**Required action:**
Your task is to gather the lines below that hold the string "Attributes".

**Record extracts:**
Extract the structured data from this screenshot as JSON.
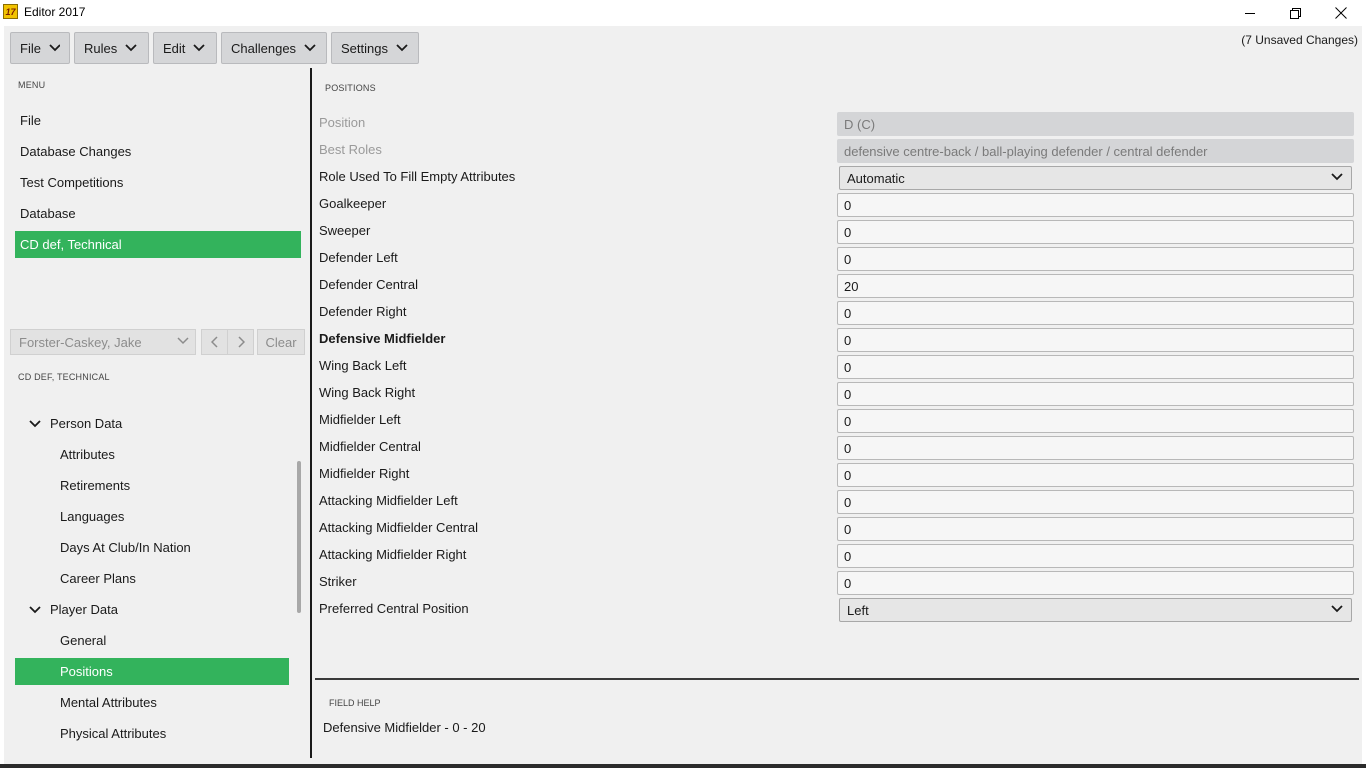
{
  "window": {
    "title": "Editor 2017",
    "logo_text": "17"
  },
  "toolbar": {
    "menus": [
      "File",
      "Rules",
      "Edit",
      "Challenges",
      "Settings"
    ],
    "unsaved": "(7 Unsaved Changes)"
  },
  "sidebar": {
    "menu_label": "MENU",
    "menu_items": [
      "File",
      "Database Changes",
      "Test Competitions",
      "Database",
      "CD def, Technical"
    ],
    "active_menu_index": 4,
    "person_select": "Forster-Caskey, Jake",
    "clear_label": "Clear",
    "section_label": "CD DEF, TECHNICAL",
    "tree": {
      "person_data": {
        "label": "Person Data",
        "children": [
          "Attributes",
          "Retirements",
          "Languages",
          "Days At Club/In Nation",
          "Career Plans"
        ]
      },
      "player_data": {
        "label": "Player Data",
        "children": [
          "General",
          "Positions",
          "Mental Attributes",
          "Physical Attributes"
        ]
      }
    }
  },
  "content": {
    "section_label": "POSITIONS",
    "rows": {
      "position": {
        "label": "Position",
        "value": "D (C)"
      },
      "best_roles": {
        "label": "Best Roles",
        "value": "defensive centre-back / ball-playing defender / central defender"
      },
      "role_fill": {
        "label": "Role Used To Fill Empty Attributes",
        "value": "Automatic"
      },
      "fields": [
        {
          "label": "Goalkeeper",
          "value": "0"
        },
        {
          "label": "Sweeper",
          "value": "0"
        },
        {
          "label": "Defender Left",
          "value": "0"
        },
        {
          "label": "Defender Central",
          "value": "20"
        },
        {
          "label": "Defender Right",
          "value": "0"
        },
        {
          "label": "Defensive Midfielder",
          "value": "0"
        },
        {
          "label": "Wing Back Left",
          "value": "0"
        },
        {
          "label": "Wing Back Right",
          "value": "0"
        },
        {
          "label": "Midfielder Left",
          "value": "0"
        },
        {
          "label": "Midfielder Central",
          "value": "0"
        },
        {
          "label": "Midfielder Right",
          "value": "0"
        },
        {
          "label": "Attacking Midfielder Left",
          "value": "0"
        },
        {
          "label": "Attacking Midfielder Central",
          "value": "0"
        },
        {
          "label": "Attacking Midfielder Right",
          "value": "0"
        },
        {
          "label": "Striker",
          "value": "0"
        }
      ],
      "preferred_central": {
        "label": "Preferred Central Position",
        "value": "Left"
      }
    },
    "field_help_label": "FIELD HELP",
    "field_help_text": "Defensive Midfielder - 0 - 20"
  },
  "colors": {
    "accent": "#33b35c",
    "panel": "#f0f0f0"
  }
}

**Solution:**
          "Attributes",
          "Mental Attributes",
          "Physical Attributes"
        "label": "Role Used To Fill Empty Attributes",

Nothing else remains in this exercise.